How accurate are carbon-dating methods? All methods of radioactive dating rely on three assumptions that may not necessarily be true: Rate of Decay It is assumed that the rate of decay has remained constant over time. This assumption is backed by numerous scientific studies and is relatively sound. However, conditions may have been different in the past and could have influenced the rate of decay or formation of radioactive elements.
Accuracy of Carbon 14 Dating I The half-life of Carbon $14$, that is, the time required for half of the Carbon $14$ in a sample to decay, is variable: not every Carbon $14$ specimen has .
Limitations, Sources of Error and Accuracy Archaeological Applications Potassium Argon dating is effective for sites over , years in age and has been widely used in dating Pliocene and Pliestocene events. It is widely used in paleolithic archaeology and paleoanthropology and has been most widely used for dating early hominin sites where hominin activity can be found stratagraphicly between two lava flows. It has been used particularly in East Africa.
The most famous of these site are most probably Bed I of Olduvai Gorge which represents one of the earliest applications of the methods, and also at Hadar in Ethiopia, famous for the discovery of Lucy the Australopithecus afarensis. As with all such methods it is vital to be aware of the event which is being dated, and in this case this is the crystalisation of the rock.
It will not directly date archaeological material and requires a close association with the archaeological material. The method has been applied to more recent events, notably the Versuvius erruption. Principles of the Method Potassium decays through a process of radiometric decay.
This decay is a very sound and accepted fundamental aspect of physics. C dating is useful for ages from a few hundred to a few tens of thousands of years, while K-Ar dating is useful for ages from around 1 million to a few billion. The reason there is a difference is the respective half life of the radioisotopes. The problems in any type of radiometric dating is to be certain that the ratio of parent isotope to daughter product has not been altered by some external method such as natural or artifical contamination.
The accuracy can be determined mathematically when multiple data sets from multiple samples are obtained. The more samples are collected and analyzed, and the closer they are to each other, the higher the level of certainty is on the resulting data.
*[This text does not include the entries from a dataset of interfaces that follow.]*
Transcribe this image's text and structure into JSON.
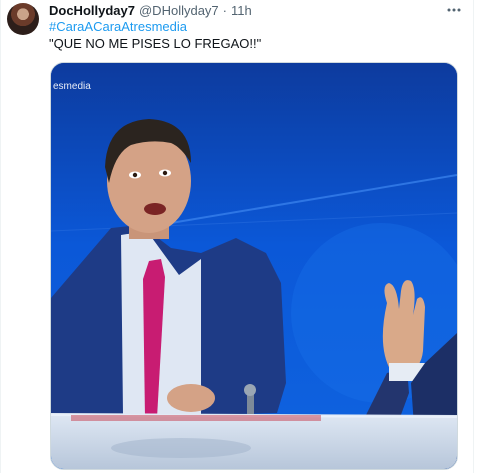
{
  "tweet": {
    "display_name": "DocHollyday7",
    "handle": "@DHollyday7",
    "separator": "·",
    "time": "11h",
    "hashtag": "#CaraACaraAtresmedia",
    "text": "\"QUE NO ME PISES LO FREGAO!!\""
  },
  "media": {
    "watermark": "esmedia"
  },
  "icons": {
    "avatar": "avatar-photo",
    "more": "more-icon"
  }
}
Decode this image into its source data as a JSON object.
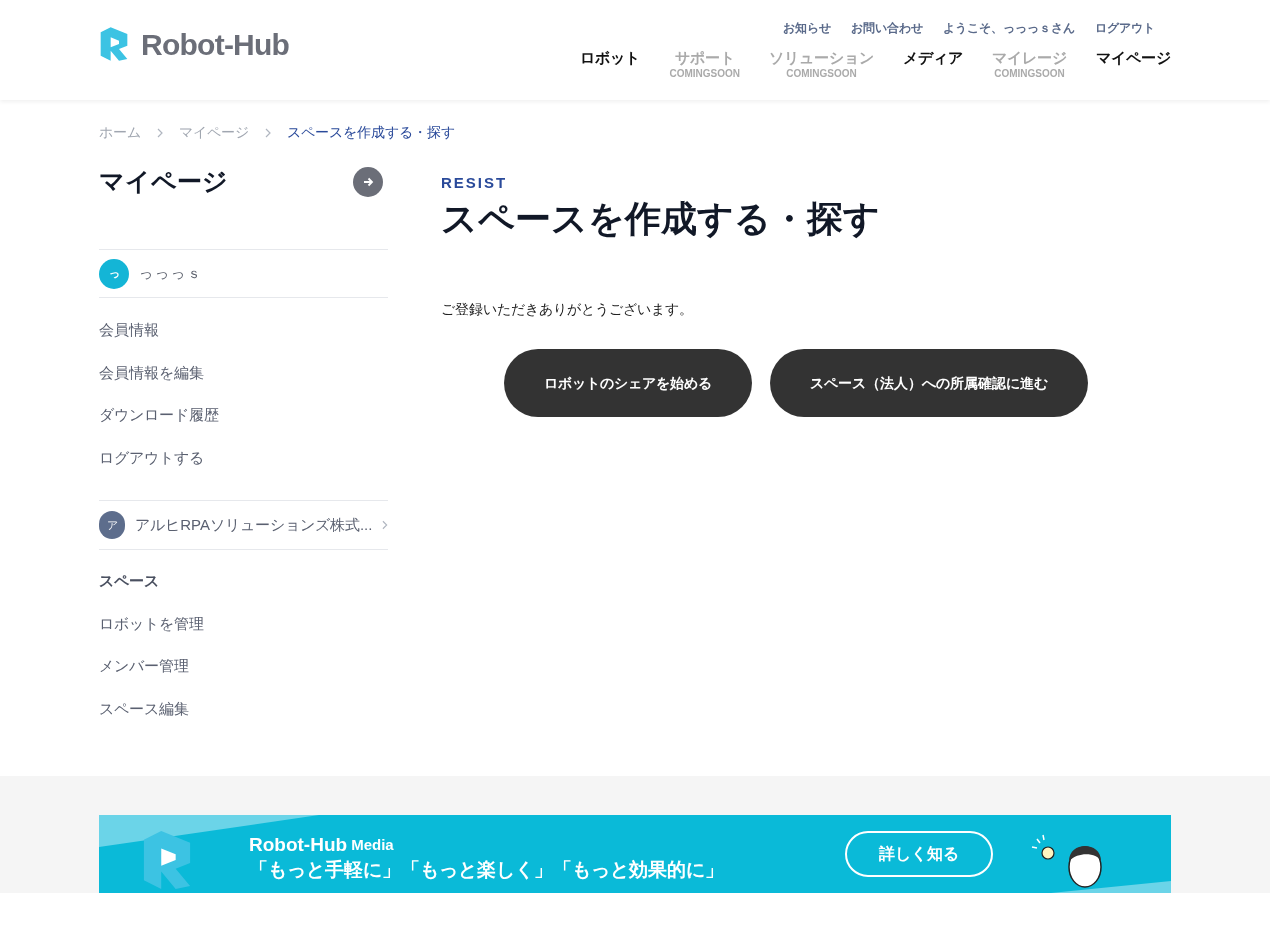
{
  "header": {
    "logo_text": "Robot-Hub",
    "top_links": [
      "お知らせ",
      "お問い合わせ",
      "ようこそ、っっっｓさん",
      "ログアウト"
    ],
    "nav": [
      {
        "label": "ロボット",
        "disabled": false
      },
      {
        "label": "サポート",
        "disabled": true,
        "note": "COMINGSOON"
      },
      {
        "label": "ソリューション",
        "disabled": true,
        "note": "COMINGSOON"
      },
      {
        "label": "メディア",
        "disabled": false
      },
      {
        "label": "マイレージ",
        "disabled": true,
        "note": "COMINGSOON"
      },
      {
        "label": "マイページ",
        "disabled": false
      }
    ]
  },
  "breadcrumb": [
    {
      "label": "ホーム",
      "selected": false
    },
    {
      "label": "マイページ",
      "selected": false
    },
    {
      "label": "スペースを作成する・探す",
      "selected": true
    }
  ],
  "sidebar": {
    "title": "マイページ",
    "user": {
      "initial": "っ",
      "name": "っっっｓ"
    },
    "user_links": [
      "会員情報",
      "会員情報を編集",
      "ダウンロード履歴",
      "ログアウトする"
    ],
    "space": {
      "initial": "ア",
      "name": "アルヒRPAソリューションズ株式..."
    },
    "space_heading": "スペース",
    "space_links": [
      "ロボットを管理",
      "メンバー管理",
      "スペース編集"
    ]
  },
  "main": {
    "eyebrow": "RESIST",
    "title": "スペースを作成する・探す",
    "message": "ご登録いただきありがとうございます。",
    "buttons": [
      "ロボットのシェアを始める",
      "スペース（法人）への所属確認に進む"
    ]
  },
  "banner": {
    "brand": "Robot-Hub",
    "brand_suffix": "Media",
    "tagline": "「もっと手軽に」「もっと楽しく」「もっと効果的に」",
    "button": "詳しく知る"
  }
}
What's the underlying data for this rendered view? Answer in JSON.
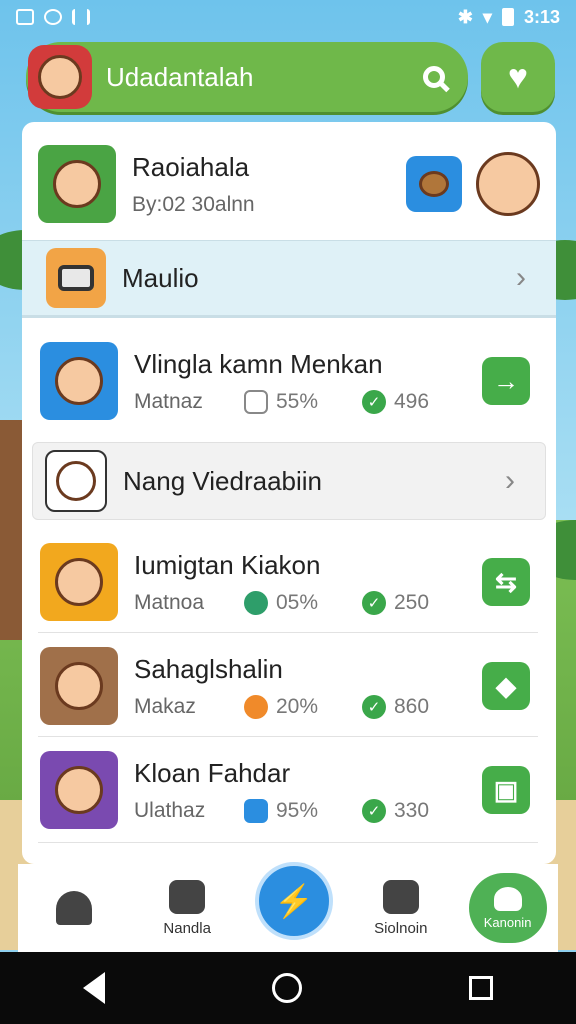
{
  "status_bar": {
    "time": "3:13"
  },
  "header": {
    "title": "Udadantalah"
  },
  "list": {
    "featured": {
      "name": "Raoiahala",
      "sub": "By:02 30alnn"
    },
    "highlight": {
      "name": "Maulio"
    },
    "items": [
      {
        "name": "Vlingla kamn Menkan",
        "meta": "Matnaz",
        "stat1": "55%",
        "stat2": "496",
        "action": "→"
      },
      {
        "name": "Nang Viedraabiin",
        "action": "›"
      },
      {
        "name": "Iumigtan Kiakon",
        "meta": "Matnoa",
        "stat1": "05%",
        "stat2": "250",
        "action": "⇆"
      },
      {
        "name": "Sahaglshalin",
        "meta": "Makaz",
        "stat1": "20%",
        "stat2": "860",
        "action": "◆"
      },
      {
        "name": "Kloan Fahdar",
        "meta": "Ulathaz",
        "stat1": "95%",
        "stat2": "330",
        "action": "▣"
      }
    ]
  },
  "nav": {
    "item2_label": "Nandla",
    "item4_label": "Siolnoin",
    "item5_label": "Kanonin"
  },
  "colors": {
    "accent_green": "#6fb84a",
    "action_green": "#46ad49",
    "center_blue": "#2b8ee0"
  }
}
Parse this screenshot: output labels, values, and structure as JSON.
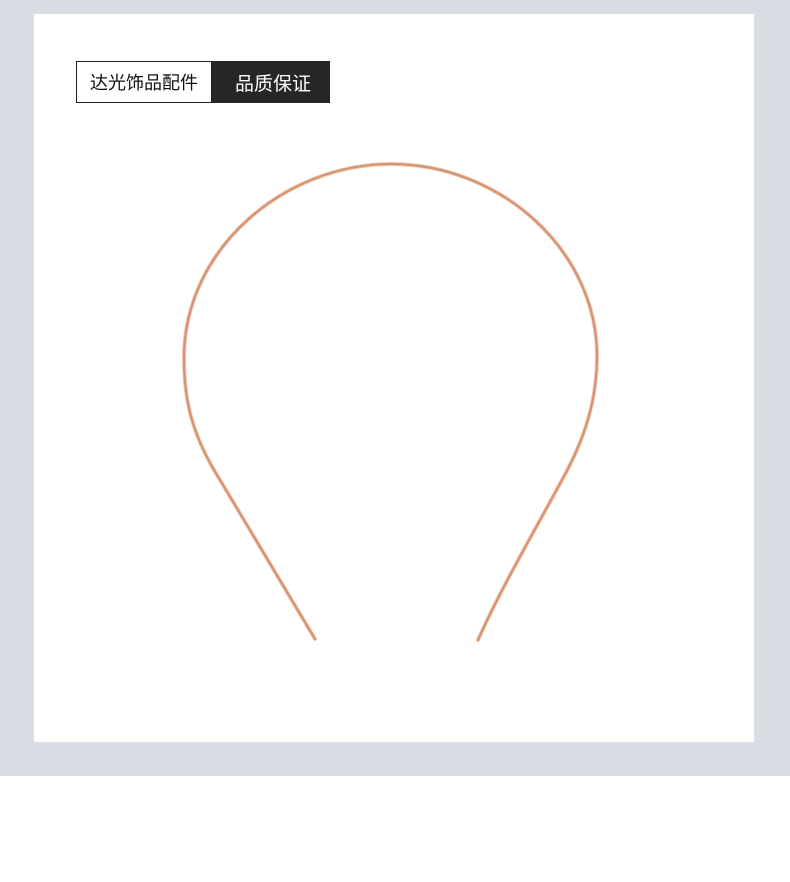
{
  "badge": {
    "brand_label": "达光饰品配件",
    "quality_label": "品质保证"
  },
  "product": {
    "name": "headband-wire",
    "color": "#d89a7c"
  },
  "colors": {
    "frame_background": "#d9dce3",
    "card_background": "#ffffff",
    "badge_dark": "#262626"
  }
}
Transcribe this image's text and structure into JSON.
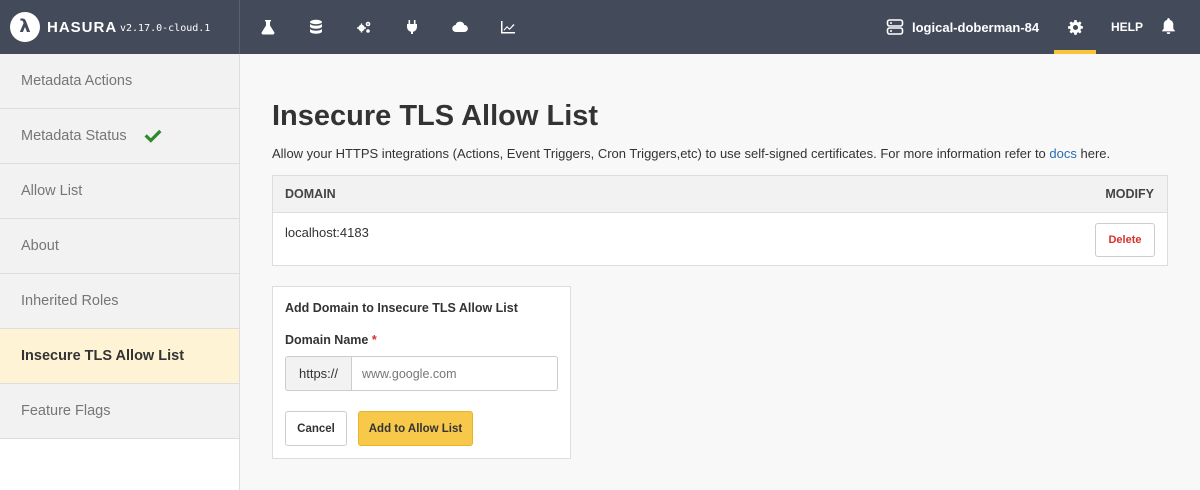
{
  "header": {
    "brand_logo_letter": "λ",
    "brand_name": "HASURA",
    "version": "v2.17.0-cloud.1",
    "nav_icons": [
      "flask-icon",
      "database-icon",
      "gears-icon",
      "plug-icon",
      "cloud-icon",
      "chart-icon"
    ],
    "project_name": "logical-doberman-84",
    "help_label": "HELP",
    "accent_color": "#f8c43a"
  },
  "sidebar": {
    "items": [
      {
        "label": "Metadata Actions"
      },
      {
        "label": "Metadata Status"
      },
      {
        "label": "Allow List"
      },
      {
        "label": "About"
      },
      {
        "label": "Inherited Roles"
      },
      {
        "label": "Insecure TLS Allow List"
      },
      {
        "label": "Feature Flags"
      }
    ],
    "active_item": "Insecure TLS Allow List"
  },
  "main": {
    "title": "Insecure TLS Allow List",
    "description_before": "Allow your HTTPS integrations (Actions, Event Triggers, Cron Triggers,etc) to use self-signed certificates. For more information refer to ",
    "description_link": "docs",
    "description_after": " here.",
    "table": {
      "headers": [
        "DOMAIN",
        "MODIFY"
      ],
      "rows": [
        {
          "domain": "localhost:4183",
          "action": "Delete"
        }
      ]
    },
    "form": {
      "title": "Add Domain to Insecure TLS Allow List",
      "field_label": "Domain Name",
      "required_mark": "*",
      "prefix": "https://",
      "placeholder": "www.google.com",
      "value": "",
      "cancel_label": "Cancel",
      "submit_label": "Add to Allow List"
    }
  }
}
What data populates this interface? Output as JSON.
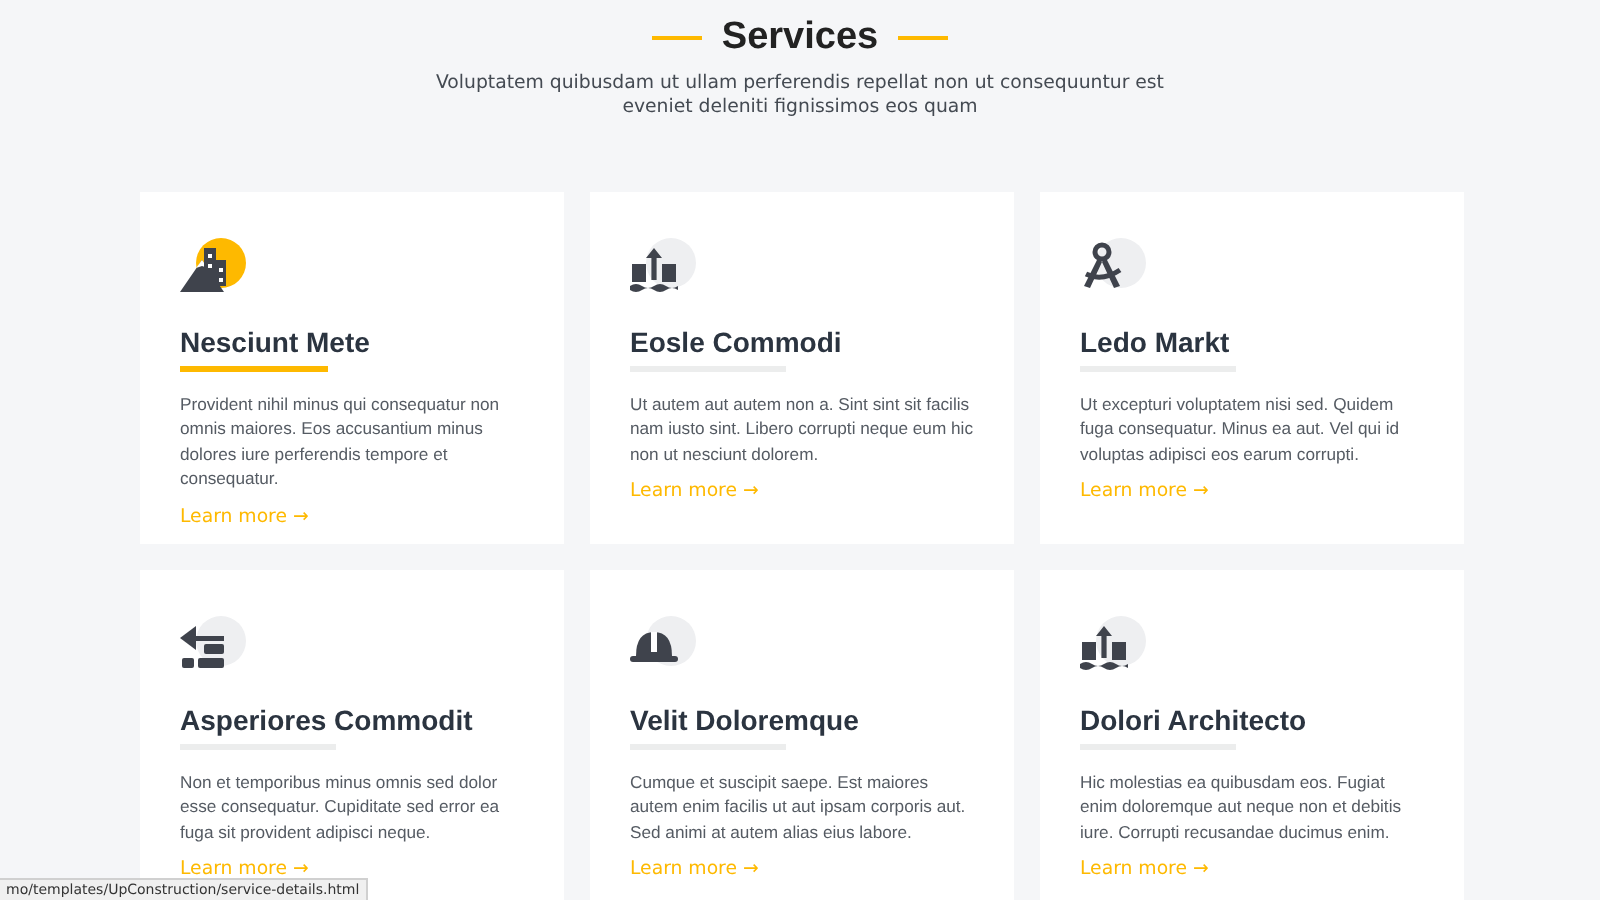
{
  "section": {
    "title": "Services",
    "subtitle": "Voluptatem quibusdam ut ullam perferendis repellat non ut consequuntur est eveniet deleniti fignissimos eos quam"
  },
  "services": [
    {
      "title": "Nesciunt Mete",
      "text": "Provident nihil minus qui consequatur non omnis maiores. Eos accusantium minus dolores iure perferendis tempore et consequatur.",
      "link": "Learn more →",
      "highlighted": true
    },
    {
      "title": "Eosle Commodi",
      "text": "Ut autem aut autem non a. Sint sint sit facilis nam iusto sint. Libero corrupti neque eum hic non ut nesciunt dolorem.",
      "link": "Learn more →",
      "highlighted": false
    },
    {
      "title": "Ledo Markt",
      "text": "Ut excepturi voluptatem nisi sed. Quidem fuga consequatur. Minus ea aut. Vel qui id voluptas adipisci eos earum corrupti.",
      "link": "Learn more →",
      "highlighted": false
    },
    {
      "title": "Asperiores Commodit",
      "text": "Non et temporibus minus omnis sed dolor esse consequatur. Cupiditate sed error ea fuga sit provident adipisci neque.",
      "link": "Learn more →",
      "highlighted": false
    },
    {
      "title": "Velit Doloremque",
      "text": "Cumque et suscipit saepe. Est maiores autem enim facilis ut aut ipsam corporis aut. Sed animi at autem alias eius labore.",
      "link": "Learn more →",
      "highlighted": false
    },
    {
      "title": "Dolori Architecto",
      "text": "Hic molestias ea quibusdam eos. Fugiat enim doloremque aut neque non et debitis iure. Corrupti recusandae ducimus enim.",
      "link": "Learn more →",
      "highlighted": false
    }
  ],
  "status_bar": {
    "url": "mo/templates/UpConstruction/service-details.html"
  }
}
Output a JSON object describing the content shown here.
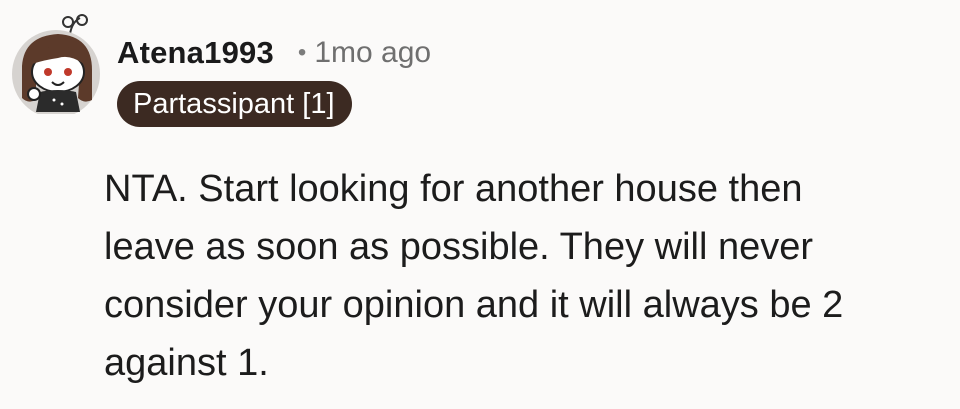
{
  "comment": {
    "avatar_icon": "snoo-avatar-icon",
    "username": "Atena1993",
    "separator": "•",
    "timestamp": "1mo ago",
    "flair": "Partassipant [1]",
    "body_lines": [
      "NTA. Start looking for another house then",
      "leave as soon as possible. They will never",
      "consider your opinion and it will always be 2",
      "against 1."
    ],
    "colors": {
      "background": "#fbfaf9",
      "flair_bg": "#3c2a22",
      "flair_text": "#ffffff",
      "timestamp": "#6f6f6f"
    }
  }
}
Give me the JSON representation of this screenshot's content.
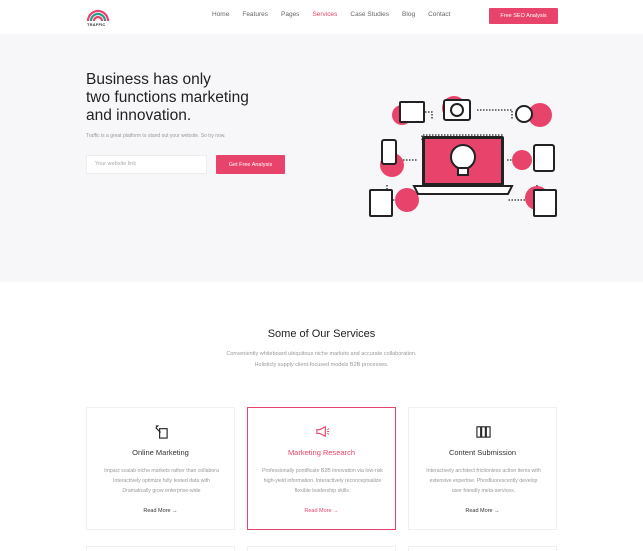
{
  "nav": {
    "logo_text": "TRAFFIC",
    "items": [
      "Home",
      "Features",
      "Pages",
      "Services",
      "Case Studies",
      "Blog",
      "Contact"
    ],
    "active": "Services",
    "cta": "Free SEO Analysis"
  },
  "hero": {
    "title_line1": "Business has only",
    "title_line2": "two functions marketing",
    "title_line3": "and innovation.",
    "subtitle": "Traffic is a great platform to stand out your website. So try now.",
    "input_placeholder": "Your website link",
    "button": "Get Free Analysis"
  },
  "services": {
    "title": "Some of Our Services",
    "desc_line1": "Conveniently whiteboard ubiquitous niche markets and accurate collaboration.",
    "desc_line2": "Holisticly supply client-focused models B2B processes.",
    "cards": [
      {
        "title": "Online Marketing",
        "icon": "marketing-icon",
        "text_line1": "Impact scalab niche markets rather than collabora",
        "text_line2": "Interactively optimize fully tested data with",
        "text_line3": "Dramatically grow enterprise-wide",
        "link": "Read More"
      },
      {
        "title": "Marketing Research",
        "icon": "megaphone-icon",
        "text_line1": "Professionally pontificate B2B innovation via low-risk",
        "text_line2": "high-yield information. Interactively reconceptualize",
        "text_line3": "flexible leadership skills.",
        "link": "Read More"
      },
      {
        "title": "Content Submission",
        "icon": "folders-icon",
        "text_line1": "Interactively architect frictionless action items with",
        "text_line2": "extensive expertise. Phosfluorescently develop",
        "text_line3": "user friendly meta-services.",
        "link": "Read More"
      }
    ]
  },
  "colors": {
    "accent": "#e8446b",
    "hero_bg": "#f7f7f9"
  }
}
Comparison of the amount of argon produced in a nuclear reactor to the amount of argon gives a measure of the age of the rocks. Uranium, on the other hand, is so well studied that its decay constant is much better known, making the U/Pb dating technique more accurate, Mundil noted.
Radiometric dating is a means of determining the “age” of a mineral specimen by determining the relative amounts present of certain radioactive elements. By “age” we mean the elapsed time from when the mineral specimen was formed. Radioactive elements “decay” that is, change into other elements by “half lives. The formula for the fraction remaining is one-half raised to the power given by the number of years divided by the half-life in other words raised to a power equal to the number of half-lives.
To determine the fraction still remaining, we must know both the amount now present and also the amount present when the mineral was formed. Contrary to creationist claims, it is possible to make that determination, as the following will explain: By way of background, all atoms of a given element have the same number of protons in the nucleus; however, the number of neutrons in the nucleus can vary.
An atom with the same number of protons in the nucleus but a different number of neutrons is called an isotope. For example, uranium is an isotope of uranium , because it has 3 more neutrons in the nucleus. It has the same number of protons, otherwise it wouldn’t be uranium. The number of protons in the nucleus of an atom is called its atomic number. The sum of protons plus neutrons is the mass number. We designate a specific group of atoms by using the term “nuclide.
The element potassium symbol K has three nuclides, K39, K40, and K